------ EXERCISE MATERIALS

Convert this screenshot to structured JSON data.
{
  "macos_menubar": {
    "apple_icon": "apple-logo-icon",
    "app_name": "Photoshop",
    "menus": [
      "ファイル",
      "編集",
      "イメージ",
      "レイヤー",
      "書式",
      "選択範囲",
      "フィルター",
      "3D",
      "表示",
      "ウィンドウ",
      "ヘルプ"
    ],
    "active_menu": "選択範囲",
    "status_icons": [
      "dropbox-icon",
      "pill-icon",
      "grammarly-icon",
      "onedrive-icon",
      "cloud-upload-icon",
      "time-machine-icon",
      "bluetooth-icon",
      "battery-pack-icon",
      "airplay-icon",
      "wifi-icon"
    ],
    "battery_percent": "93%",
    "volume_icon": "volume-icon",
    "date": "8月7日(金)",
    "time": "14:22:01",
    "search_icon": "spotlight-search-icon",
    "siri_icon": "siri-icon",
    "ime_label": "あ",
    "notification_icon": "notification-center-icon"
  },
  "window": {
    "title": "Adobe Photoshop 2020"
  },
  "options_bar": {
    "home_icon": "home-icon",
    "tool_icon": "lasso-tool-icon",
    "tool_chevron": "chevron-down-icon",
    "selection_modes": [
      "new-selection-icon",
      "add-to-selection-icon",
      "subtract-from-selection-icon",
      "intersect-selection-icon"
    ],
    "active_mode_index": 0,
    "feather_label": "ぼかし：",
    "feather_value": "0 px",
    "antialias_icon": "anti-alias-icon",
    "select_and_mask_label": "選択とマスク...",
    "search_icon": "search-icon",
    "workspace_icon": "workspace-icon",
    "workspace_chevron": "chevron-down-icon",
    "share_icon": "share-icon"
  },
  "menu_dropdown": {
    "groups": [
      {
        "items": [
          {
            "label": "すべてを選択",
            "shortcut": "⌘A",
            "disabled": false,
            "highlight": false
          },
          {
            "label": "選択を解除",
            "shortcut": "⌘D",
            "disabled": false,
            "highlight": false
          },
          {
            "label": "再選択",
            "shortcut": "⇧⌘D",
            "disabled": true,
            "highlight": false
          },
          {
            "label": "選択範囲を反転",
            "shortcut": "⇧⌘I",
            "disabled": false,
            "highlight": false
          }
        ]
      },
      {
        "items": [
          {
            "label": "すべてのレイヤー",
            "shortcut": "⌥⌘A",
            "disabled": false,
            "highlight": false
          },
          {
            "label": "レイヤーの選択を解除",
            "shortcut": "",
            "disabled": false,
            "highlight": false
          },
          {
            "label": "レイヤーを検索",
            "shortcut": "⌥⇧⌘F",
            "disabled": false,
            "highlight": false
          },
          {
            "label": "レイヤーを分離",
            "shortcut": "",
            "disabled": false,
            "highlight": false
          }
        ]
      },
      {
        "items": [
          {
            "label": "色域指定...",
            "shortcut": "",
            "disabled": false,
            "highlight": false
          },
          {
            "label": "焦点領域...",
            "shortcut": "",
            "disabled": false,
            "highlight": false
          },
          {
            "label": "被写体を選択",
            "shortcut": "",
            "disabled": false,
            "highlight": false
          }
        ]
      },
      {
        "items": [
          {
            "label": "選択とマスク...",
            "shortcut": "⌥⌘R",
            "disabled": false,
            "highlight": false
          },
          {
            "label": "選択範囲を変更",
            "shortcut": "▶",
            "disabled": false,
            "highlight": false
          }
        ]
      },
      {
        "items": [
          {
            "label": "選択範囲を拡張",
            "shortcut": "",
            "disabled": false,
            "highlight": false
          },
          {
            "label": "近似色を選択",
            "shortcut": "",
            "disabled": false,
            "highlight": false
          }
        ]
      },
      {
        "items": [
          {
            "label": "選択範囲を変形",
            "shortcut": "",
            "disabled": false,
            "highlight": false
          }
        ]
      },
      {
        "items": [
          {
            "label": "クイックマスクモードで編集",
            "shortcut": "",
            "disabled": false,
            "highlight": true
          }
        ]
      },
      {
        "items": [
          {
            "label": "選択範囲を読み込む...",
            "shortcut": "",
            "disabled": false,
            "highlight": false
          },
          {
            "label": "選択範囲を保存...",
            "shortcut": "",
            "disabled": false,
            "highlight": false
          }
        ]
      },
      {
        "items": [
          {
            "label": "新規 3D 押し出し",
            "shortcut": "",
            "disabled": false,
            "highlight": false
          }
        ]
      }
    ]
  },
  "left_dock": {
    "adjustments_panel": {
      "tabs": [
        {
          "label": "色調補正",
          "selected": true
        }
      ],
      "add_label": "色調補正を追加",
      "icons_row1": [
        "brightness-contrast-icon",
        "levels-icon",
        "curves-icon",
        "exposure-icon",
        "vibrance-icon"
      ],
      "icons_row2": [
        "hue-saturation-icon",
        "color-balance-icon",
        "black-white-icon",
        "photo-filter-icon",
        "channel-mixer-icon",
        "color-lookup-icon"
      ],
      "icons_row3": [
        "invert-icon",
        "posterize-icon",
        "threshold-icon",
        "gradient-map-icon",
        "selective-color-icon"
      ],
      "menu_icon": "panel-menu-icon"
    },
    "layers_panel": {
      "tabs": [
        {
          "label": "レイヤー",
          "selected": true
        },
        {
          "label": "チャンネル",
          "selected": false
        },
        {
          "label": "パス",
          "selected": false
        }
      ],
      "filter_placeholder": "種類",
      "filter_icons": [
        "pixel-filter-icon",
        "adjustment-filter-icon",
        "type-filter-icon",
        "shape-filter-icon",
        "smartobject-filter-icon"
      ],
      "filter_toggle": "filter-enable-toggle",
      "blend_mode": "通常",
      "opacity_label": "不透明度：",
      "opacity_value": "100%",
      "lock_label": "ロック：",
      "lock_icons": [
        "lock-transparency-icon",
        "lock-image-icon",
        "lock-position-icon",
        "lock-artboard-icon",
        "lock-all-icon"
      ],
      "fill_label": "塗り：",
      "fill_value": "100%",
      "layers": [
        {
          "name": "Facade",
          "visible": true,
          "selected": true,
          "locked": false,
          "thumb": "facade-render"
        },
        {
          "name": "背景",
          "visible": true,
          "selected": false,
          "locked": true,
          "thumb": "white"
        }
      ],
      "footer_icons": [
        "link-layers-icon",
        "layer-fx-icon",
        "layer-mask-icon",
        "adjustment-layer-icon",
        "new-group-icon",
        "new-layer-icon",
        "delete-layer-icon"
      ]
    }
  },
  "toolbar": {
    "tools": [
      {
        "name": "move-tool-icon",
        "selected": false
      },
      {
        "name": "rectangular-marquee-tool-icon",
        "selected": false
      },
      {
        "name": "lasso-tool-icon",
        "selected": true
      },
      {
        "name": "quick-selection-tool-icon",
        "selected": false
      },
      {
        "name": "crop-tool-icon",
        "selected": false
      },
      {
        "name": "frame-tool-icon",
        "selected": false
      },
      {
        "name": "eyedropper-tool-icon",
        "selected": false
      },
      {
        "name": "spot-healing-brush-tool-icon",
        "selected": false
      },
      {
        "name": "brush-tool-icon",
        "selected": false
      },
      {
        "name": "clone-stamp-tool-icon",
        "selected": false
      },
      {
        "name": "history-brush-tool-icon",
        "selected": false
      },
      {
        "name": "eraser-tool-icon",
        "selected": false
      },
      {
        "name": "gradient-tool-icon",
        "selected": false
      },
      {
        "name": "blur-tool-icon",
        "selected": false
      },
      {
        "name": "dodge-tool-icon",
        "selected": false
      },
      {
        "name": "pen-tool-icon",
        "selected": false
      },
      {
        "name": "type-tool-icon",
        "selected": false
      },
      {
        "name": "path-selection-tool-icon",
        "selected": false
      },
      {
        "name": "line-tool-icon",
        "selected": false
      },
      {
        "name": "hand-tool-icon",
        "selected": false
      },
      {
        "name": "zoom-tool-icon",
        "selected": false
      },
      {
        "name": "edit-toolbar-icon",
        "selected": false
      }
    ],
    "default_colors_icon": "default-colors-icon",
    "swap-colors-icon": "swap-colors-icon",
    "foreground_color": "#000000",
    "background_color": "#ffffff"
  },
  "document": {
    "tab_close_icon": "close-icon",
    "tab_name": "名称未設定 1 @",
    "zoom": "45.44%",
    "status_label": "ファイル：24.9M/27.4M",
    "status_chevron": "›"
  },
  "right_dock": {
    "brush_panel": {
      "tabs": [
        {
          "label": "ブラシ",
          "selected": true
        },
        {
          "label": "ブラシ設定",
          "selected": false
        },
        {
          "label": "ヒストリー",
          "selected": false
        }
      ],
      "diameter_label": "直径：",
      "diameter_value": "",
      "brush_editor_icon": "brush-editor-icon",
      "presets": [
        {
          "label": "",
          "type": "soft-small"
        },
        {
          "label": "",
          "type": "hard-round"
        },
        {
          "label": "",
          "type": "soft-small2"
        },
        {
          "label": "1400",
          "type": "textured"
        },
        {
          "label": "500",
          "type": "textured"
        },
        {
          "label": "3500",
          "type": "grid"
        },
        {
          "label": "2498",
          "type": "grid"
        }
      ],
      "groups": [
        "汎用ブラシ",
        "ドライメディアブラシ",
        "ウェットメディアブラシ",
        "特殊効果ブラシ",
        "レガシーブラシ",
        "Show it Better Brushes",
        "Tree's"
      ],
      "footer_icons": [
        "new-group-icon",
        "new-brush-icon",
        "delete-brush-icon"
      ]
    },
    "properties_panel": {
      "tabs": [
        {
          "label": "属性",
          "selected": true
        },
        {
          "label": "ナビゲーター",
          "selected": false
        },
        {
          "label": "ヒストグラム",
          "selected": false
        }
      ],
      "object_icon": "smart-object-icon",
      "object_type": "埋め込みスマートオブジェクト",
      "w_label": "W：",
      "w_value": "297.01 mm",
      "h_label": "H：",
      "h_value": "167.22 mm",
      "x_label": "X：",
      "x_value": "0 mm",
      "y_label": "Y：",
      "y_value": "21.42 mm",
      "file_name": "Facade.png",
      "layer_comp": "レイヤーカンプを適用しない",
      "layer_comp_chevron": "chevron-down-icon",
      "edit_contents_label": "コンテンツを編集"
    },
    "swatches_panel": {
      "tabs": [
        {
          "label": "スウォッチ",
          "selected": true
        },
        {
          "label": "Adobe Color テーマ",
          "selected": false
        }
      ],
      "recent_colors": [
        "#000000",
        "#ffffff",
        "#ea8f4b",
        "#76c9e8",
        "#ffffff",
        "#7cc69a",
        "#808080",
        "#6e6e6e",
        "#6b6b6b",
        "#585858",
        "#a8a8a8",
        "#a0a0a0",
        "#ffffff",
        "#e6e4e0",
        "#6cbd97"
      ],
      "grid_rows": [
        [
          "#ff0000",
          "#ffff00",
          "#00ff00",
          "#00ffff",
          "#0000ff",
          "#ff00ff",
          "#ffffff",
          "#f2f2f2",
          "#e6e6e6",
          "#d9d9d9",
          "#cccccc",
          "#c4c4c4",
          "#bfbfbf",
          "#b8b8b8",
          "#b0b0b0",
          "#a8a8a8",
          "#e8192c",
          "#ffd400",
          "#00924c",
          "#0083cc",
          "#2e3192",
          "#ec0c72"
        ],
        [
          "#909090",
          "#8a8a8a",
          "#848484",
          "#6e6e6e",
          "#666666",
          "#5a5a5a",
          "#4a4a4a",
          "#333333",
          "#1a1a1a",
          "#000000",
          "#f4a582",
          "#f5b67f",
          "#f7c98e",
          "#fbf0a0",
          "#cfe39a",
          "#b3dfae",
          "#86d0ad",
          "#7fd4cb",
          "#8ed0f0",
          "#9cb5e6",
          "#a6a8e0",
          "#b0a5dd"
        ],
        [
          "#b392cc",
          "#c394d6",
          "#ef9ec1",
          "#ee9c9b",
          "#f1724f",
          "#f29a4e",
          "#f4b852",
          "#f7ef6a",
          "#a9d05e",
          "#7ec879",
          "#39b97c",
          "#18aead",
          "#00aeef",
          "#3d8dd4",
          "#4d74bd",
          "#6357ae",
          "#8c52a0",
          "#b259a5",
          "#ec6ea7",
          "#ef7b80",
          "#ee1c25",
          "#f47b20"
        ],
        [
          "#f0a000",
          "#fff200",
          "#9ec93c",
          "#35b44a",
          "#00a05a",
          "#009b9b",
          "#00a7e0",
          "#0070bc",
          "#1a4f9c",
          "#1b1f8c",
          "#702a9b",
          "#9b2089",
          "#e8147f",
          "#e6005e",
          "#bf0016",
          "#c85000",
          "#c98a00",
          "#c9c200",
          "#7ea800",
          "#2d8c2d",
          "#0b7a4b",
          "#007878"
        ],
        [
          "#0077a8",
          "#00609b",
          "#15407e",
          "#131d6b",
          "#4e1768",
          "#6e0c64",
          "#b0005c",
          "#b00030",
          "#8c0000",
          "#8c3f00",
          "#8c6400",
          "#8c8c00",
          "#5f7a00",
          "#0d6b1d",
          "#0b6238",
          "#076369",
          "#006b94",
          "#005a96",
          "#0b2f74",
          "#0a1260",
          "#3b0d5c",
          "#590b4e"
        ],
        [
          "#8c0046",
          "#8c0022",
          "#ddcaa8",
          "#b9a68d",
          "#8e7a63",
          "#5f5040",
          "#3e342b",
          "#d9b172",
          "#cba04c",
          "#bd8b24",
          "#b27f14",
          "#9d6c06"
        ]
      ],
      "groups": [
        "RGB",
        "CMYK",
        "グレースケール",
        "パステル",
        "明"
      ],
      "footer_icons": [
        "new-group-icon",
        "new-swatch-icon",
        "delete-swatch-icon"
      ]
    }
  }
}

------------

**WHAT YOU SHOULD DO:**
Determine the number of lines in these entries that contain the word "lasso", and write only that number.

**SOLUTION FOR THIS TASK:**
2